● **Dataset records**
────────────────

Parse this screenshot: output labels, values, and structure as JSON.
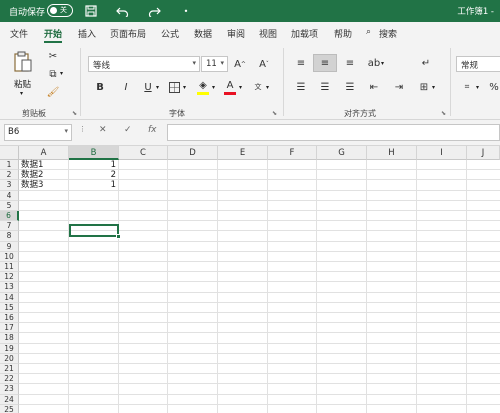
{
  "titlebar": {
    "autosave_label": "自动保存",
    "autosave_state": "关",
    "workbook_name": "工作簿1 -",
    "bg_color": "#217346"
  },
  "tabs": [
    "文件",
    "开始",
    "插入",
    "页面布局",
    "公式",
    "数据",
    "审阅",
    "视图",
    "加载项",
    "帮助",
    "搜索"
  ],
  "active_tab": "开始",
  "ribbon": {
    "clipboard": {
      "paste_label": "粘贴",
      "group_label": "剪贴板"
    },
    "font": {
      "font_name": "等线",
      "font_size": "11",
      "group_label": "字体"
    },
    "alignment": {
      "group_label": "对齐方式"
    },
    "number": {
      "format": "常规"
    }
  },
  "formula_bar": {
    "name_box": "B6",
    "formula": ""
  },
  "sheet": {
    "columns": [
      "A",
      "B",
      "C",
      "D",
      "E",
      "F",
      "G",
      "H",
      "I",
      "J"
    ],
    "rows": [
      "1",
      "2",
      "3",
      "4",
      "5",
      "6",
      "7",
      "8",
      "9",
      "10",
      "11",
      "12",
      "13",
      "14",
      "15",
      "16",
      "17",
      "18",
      "19",
      "20",
      "21",
      "22",
      "23",
      "24",
      "25"
    ],
    "selected_cell": "B6",
    "cells": [
      {
        "ref": "A1",
        "value": "数据1"
      },
      {
        "ref": "B1",
        "value": "1"
      },
      {
        "ref": "A2",
        "value": "数据2"
      },
      {
        "ref": "B2",
        "value": "2"
      },
      {
        "ref": "A3",
        "value": "数据3"
      },
      {
        "ref": "B3",
        "value": "1"
      }
    ]
  },
  "colors": {
    "accent": "#217346",
    "font_color_swatch": "#e81123",
    "highlight_swatch": "#ffff00"
  }
}
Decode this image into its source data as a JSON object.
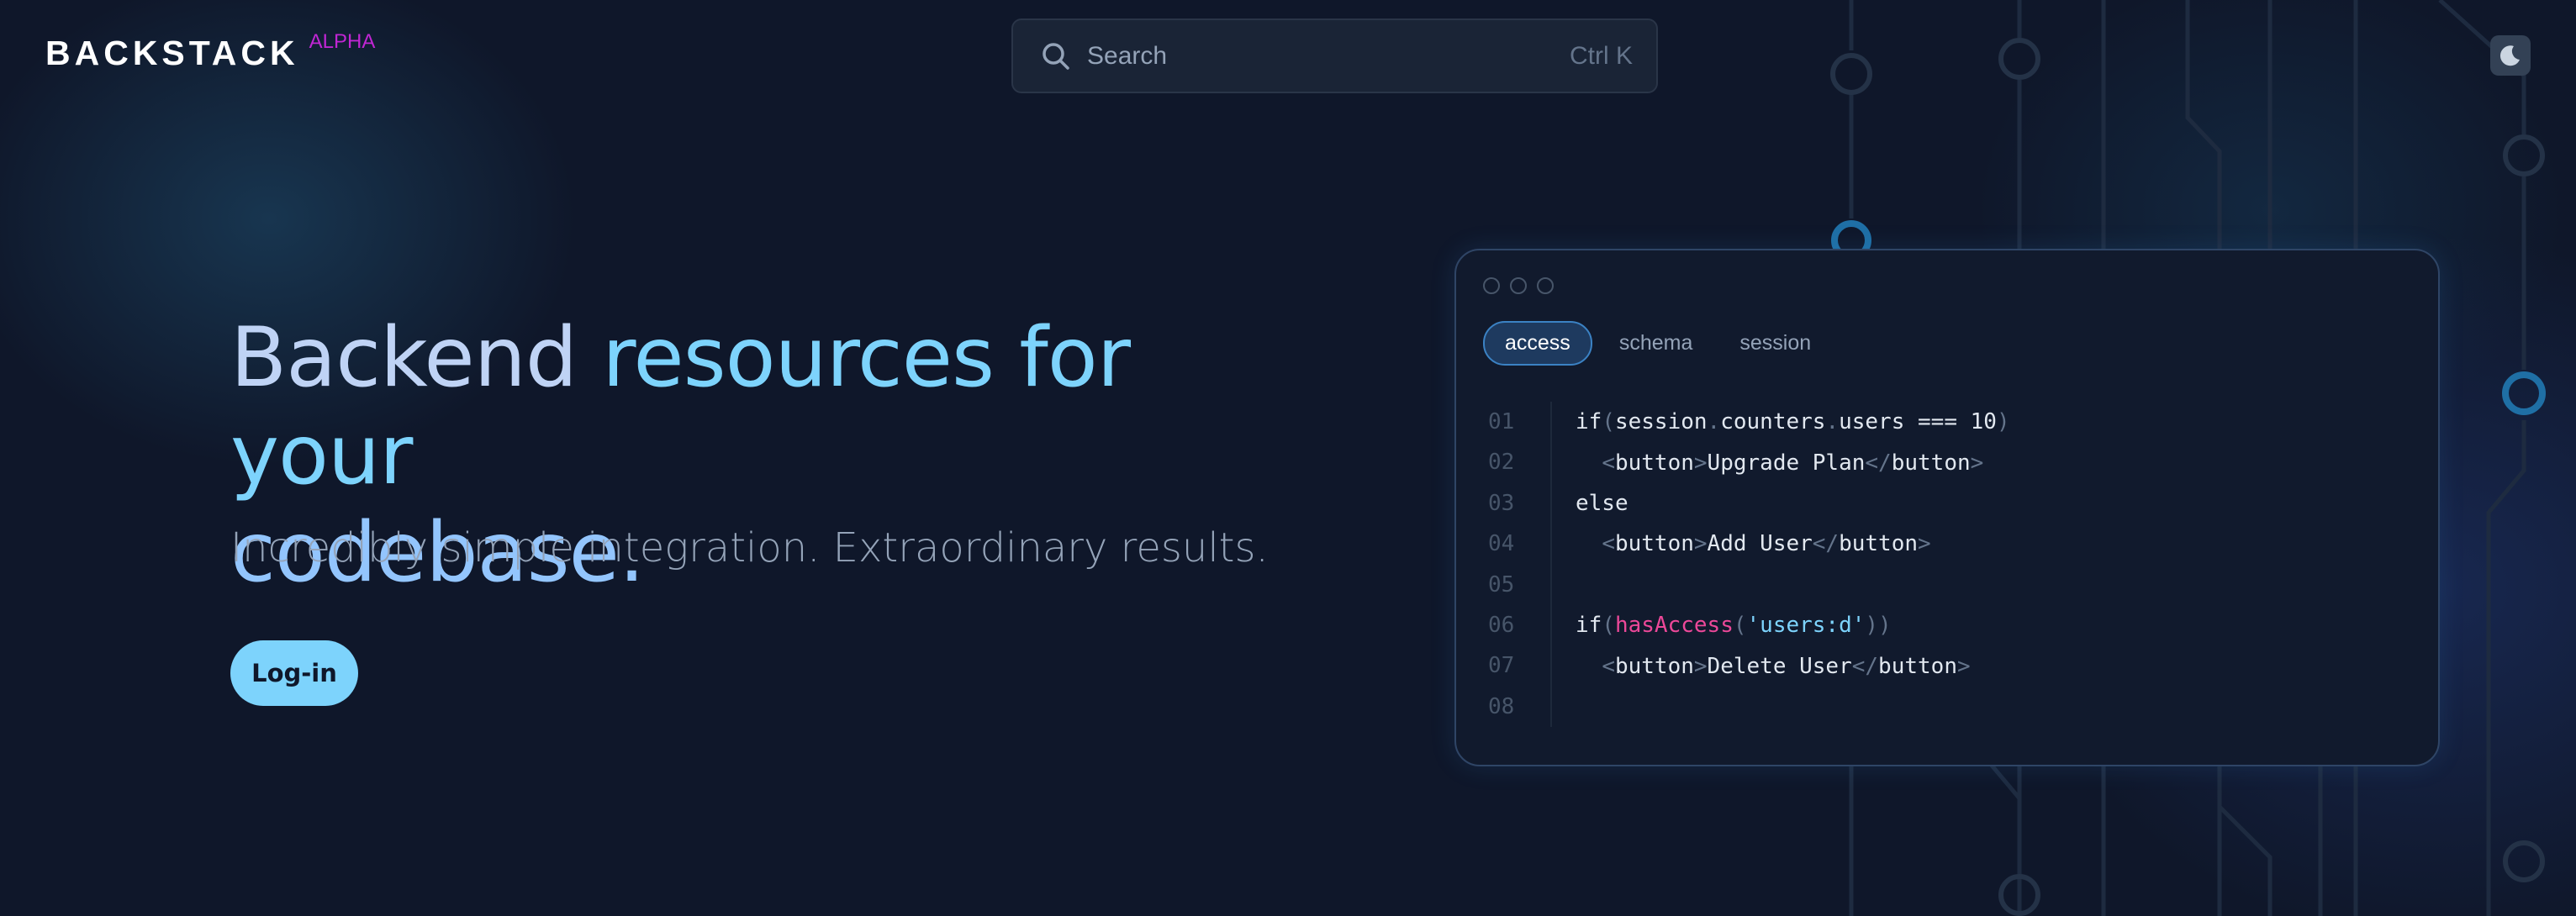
{
  "header": {
    "logo": "BACKSTACK",
    "badge": "ALPHA",
    "search_placeholder": "Search",
    "search_shortcut": "Ctrl K"
  },
  "hero": {
    "title_part1": "Backend ",
    "title_part2": "resources for your",
    "title_part3": "codebase.",
    "subtitle": "Incredibly simple integration. Extraordinary results.",
    "login_label": "Log-in"
  },
  "code_window": {
    "tabs": [
      "access",
      "schema",
      "session"
    ],
    "active_tab": "access",
    "line_numbers": [
      "01",
      "02",
      "03",
      "04",
      "05",
      "06",
      "07",
      "08"
    ]
  },
  "colors": {
    "background": "#0f172a",
    "accent": "#7dd3fc",
    "badge": "#c026d3",
    "keyword_fn": "#ec4899"
  }
}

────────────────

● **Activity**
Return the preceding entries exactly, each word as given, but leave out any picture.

● **Solution for this exercise**
Parse this screenshot: output labels, values, and structure as JSON.
{
  "titlebar": {
    "autosave_label": "自动保存",
    "autosave_state": "关",
    "workbook_name": "工作簿1 -",
    "bg_color": "#217346"
  },
  "tabs": [
    "文件",
    "开始",
    "插入",
    "页面布局",
    "公式",
    "数据",
    "审阅",
    "视图",
    "加载项",
    "帮助",
    "搜索"
  ],
  "active_tab": "开始",
  "ribbon": {
    "clipboard": {
      "paste_label": "粘贴",
      "group_label": "剪贴板"
    },
    "font": {
      "font_name": "等线",
      "font_size": "11",
      "group_label": "字体"
    },
    "alignment": {
      "group_label": "对齐方式"
    },
    "number": {
      "format": "常规"
    }
  },
  "formula_bar": {
    "name_box": "B6",
    "formula": ""
  },
  "sheet": {
    "columns": [
      "A",
      "B",
      "C",
      "D",
      "E",
      "F",
      "G",
      "H",
      "I",
      "J"
    ],
    "rows": [
      "1",
      "2",
      "3",
      "4",
      "5",
      "6",
      "7",
      "8",
      "9",
      "10",
      "11",
      "12",
      "13",
      "14",
      "15",
      "16",
      "17",
      "18",
      "19",
      "20",
      "21",
      "22",
      "23",
      "24",
      "25"
    ],
    "selected_cell": "B6",
    "cells": [
      {
        "ref": "A1",
        "value": "数据1"
      },
      {
        "ref": "B1",
        "value": "1"
      },
      {
        "ref": "A2",
        "value": "数据2"
      },
      {
        "ref": "B2",
        "value": "2"
      },
      {
        "ref": "A3",
        "value": "数据3"
      },
      {
        "ref": "B3",
        "value": "1"
      }
    ]
  },
  "colors": {
    "accent": "#217346",
    "font_color_swatch": "#e81123",
    "highlight_swatch": "#ffff00"
  }
}
Decode this image into its source data as a JSON object.
{
  "header": {
    "logo": "BACKSTACK",
    "badge": "ALPHA",
    "search_placeholder": "Search",
    "search_shortcut": "Ctrl K"
  },
  "hero": {
    "title_part1": "Backend ",
    "title_part2": "resources for your",
    "title_part3": "codebase.",
    "subtitle": "Incredibly simple integration. Extraordinary results.",
    "login_label": "Log-in"
  },
  "code_window": {
    "tabs": [
      "access",
      "schema",
      "session"
    ],
    "active_tab": "access",
    "line_numbers": [
      "01",
      "02",
      "03",
      "04",
      "05",
      "06",
      "07",
      "08"
    ]
  },
  "colors": {
    "background": "#0f172a",
    "accent": "#7dd3fc",
    "badge": "#c026d3",
    "keyword_fn": "#ec4899"
  }
}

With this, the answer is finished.